China is ready to set another record: the Shenzhen-Zhongshan Bridge. It will be the longest and widest motorway connection in the world when it is inaugurated in 2024.
The $6.69-billion project is one of the most important infrastructure works being built in China. It will significantly improve the country's transport links in the Greater Bay Area, the wealthy region that includes Hong Kong and Macau.
The underwater portion of the bridge will reach a length of 6.8 kilometres (4.2 miles) and have a service life of 100 years. It will allow for a maximum speed of up to 100 kilometres (62 miles) per hour.
The tunnel is obviously part of a far grander work: a series of bridges linking the Pearl River Delta cities across a 24-kilometre(14-mile) route.
According to the Chinese press, once open, the bridge will cut travel times from two hours to 30 minutes between Zhongshan and Shenzhen.
A steel giant
The numbers are the best way to emphasise the massive size of this project. According to the China Daily newspaper, 320,000 tonnes of steel will be needed to build the structure of this 46-metre-wide (150-feet), two-way eight-lane motorway link. In addition to the tunnel, the connection consists of 19 bridges, the longest of which is 10 kilometres (6.2 miles) with a span of 1,666 metres (5,465 feet), and a series of connections that bring its final length to about 50 kilometres (31 miles).
Overall, this is a complex infrastructure where tunnels and bridges rest on the seabed, but also on specially-built artificial islands.
A long-term project
The idea of building a connection on the Pearl River that would bring some of China's most productive and wealthy urban areas closer dates back to 2002, when the Guangdong government began to investigate the possibility of building a first bridge between Shenzhen and Zhuhai. The feasibility study of the new bridge between Shenzhen and Zhongshan dates back to 2008, while in 2015 the National Development and Reform Commission officially approved the plan. Construction of the artificial islands began between 2016 and 2018, and the worksite is in full swing. Local authorities expect the bridge to be inaugurated in 2024, according to schedule – another important step in the development of one of the most populous and richest urban conglomerates of the world.
A development accelerator for the region
The new bridge will have a significant impact on the development of the region.

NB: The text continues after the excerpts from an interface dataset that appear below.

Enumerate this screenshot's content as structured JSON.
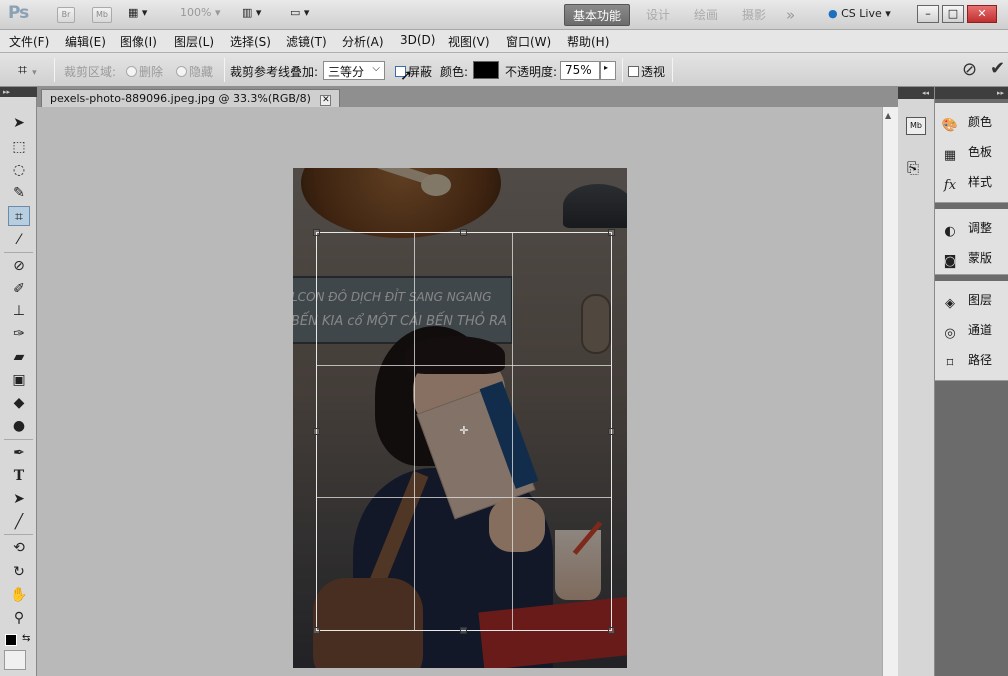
{
  "titlebar": {
    "logo": "Ps",
    "bridge_label": "Br",
    "minibridge_label": "Mb",
    "zoom": "100%",
    "workspaces": [
      "基本功能",
      "设计",
      "绘画",
      "摄影"
    ],
    "more": "»",
    "cs_live": "CS Live",
    "window_buttons": [
      "–",
      "□",
      "✕"
    ]
  },
  "menu": [
    "文件(F)",
    "编辑(E)",
    "图像(I)",
    "图层(L)",
    "选择(S)",
    "滤镜(T)",
    "分析(A)",
    "3D(D)",
    "视图(V)",
    "窗口(W)",
    "帮助(H)"
  ],
  "options": {
    "crop_area_label": "裁剪区域:",
    "delete_label": "删除",
    "hide_label": "隐藏",
    "overlay_label": "裁剪参考线叠加:",
    "overlay_value": "三等分",
    "shield_label": "屏蔽",
    "color_label": "颜色:",
    "shield_color": "#000000",
    "opacity_label": "不透明度:",
    "opacity_value": "75%",
    "perspective_label": "透视",
    "cancel_icon": "⊘",
    "commit_icon": "✔"
  },
  "document": {
    "tab_title": "pexels-photo-889096.jpeg.jpg @ 33.3%(RGB/8)",
    "close": "✕"
  },
  "photo_text": {
    "sign_line1": "LCON ĐÔ DỊCH ĐỈT SANG NGANG",
    "sign_line2": "BẾN KIA cổ MỘT CÁI BẾN THỎ RA"
  },
  "panels": {
    "group1": [
      "颜色",
      "色板",
      "样式"
    ],
    "group2": [
      "调整",
      "蒙版"
    ],
    "group3": [
      "图层",
      "通道",
      "路径"
    ]
  },
  "colors": {
    "workspace_active_bg": "#7a7a7a",
    "selection_handle": "#333333",
    "canvas_bg": "#b9b9b9"
  }
}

According to China Daily, the connection will fuel trade between the mainland and the two special regions of Hong Kong and Macau, thus strengthening the region’s economic power. The work will build on the impact of the Hong Kong-Zhuhai-Macau Bridge, which is open and was expected in 2016 to be able to carry 29,100 vehicles and 126,000 people every day by 2030.

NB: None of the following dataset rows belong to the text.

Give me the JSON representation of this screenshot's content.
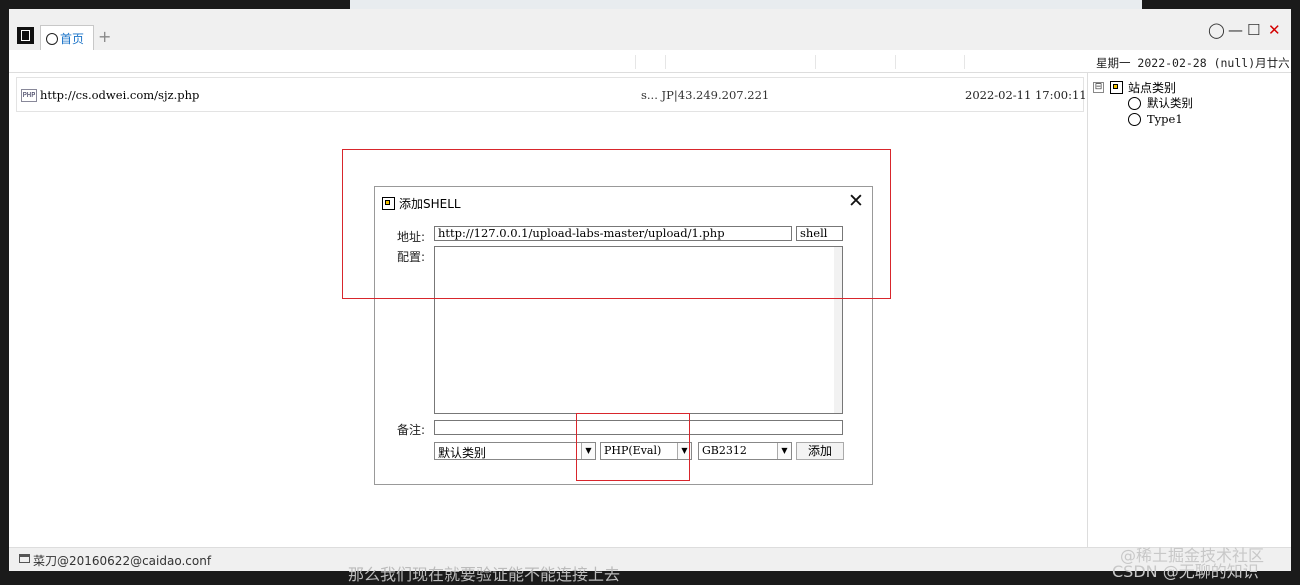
{
  "app": {
    "tabs": [
      {
        "label": "首页"
      }
    ],
    "add_tab_symbol": "+",
    "window_controls": {
      "record": "◯",
      "minimize": "—",
      "maximize": "☐",
      "close": "✕"
    },
    "close_color": "#d40000"
  },
  "date_bar": {
    "text": "星期一  2022-02-28 (null)月廿六"
  },
  "shell_list": {
    "rows": [
      {
        "type_icon": "PHP",
        "url": "http://cs.odwei.com/sjz.php",
        "ip": "s...  JP|43.249.207.221",
        "time": "2022-02-11 17:00:11"
      }
    ]
  },
  "category_tree": {
    "root": {
      "expander": "⊟",
      "label": "站点类别",
      "icon": "folder-icon"
    },
    "children": [
      {
        "label": "默认类别",
        "icon": "circle-icon"
      },
      {
        "label": "Type1",
        "icon": "circle-icon"
      }
    ]
  },
  "status_bar": {
    "text": "菜刀@20160622@caidao.conf"
  },
  "dialog": {
    "title": "添加SHELL",
    "close_symbol": "✕",
    "address_label": "地址:",
    "address_value": "http://127.0.0.1/upload-labs-master/upload/1.php",
    "password_value": "shell",
    "config_label": "配置:",
    "config_value": "",
    "note_label": "备注:",
    "note_value": "",
    "category_select": "默认类别",
    "script_type_select": "PHP(Eval)",
    "encoding_select": "GB2312",
    "add_button": "添加"
  },
  "highlight_color": "#d8262c",
  "overlay_caption": "那么我们现在就要验证能不能连接上去",
  "watermarks": [
    "@稀土掘金技术社区",
    "CSDN @无聊的知识"
  ]
}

The new connection will not only contribute to decongesting the Hong Kong-Zhuhai-Macau Bridge, but will connect the far shores of the Pearl River estuary to each other.

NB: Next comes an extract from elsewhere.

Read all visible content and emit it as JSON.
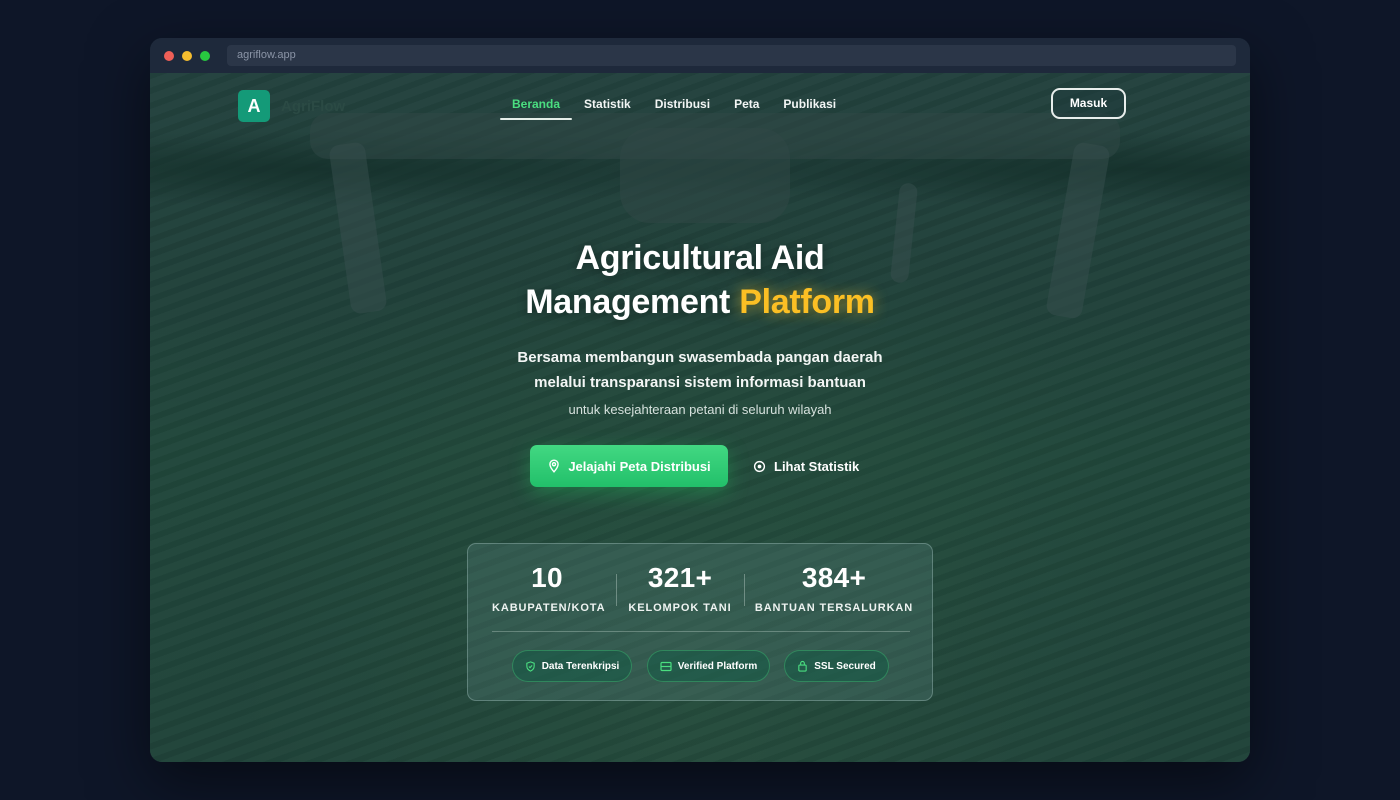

The Chinese government has big plans for the Greater Bay Area, where 11 major cities are developing transport networks to increase trade. This is a strategic region of 56,000 square kilometres, more than two times larger than the New York Metropolitan or the San Francisco Bay areas, where 70 million people live and which produces 12% of China’s gross domestic product. Therefore, investments in mobility infrastructure are considered fundamental. Fast trains, highways, and underground rail lines are seen as key by the Chinese government to achieve the goal laid out in the Outline Development Plan presented at the 19th Congress of the Communist Party of China: to create an infrastructure network that allows people to reach any urban centre in the region in less than an hour.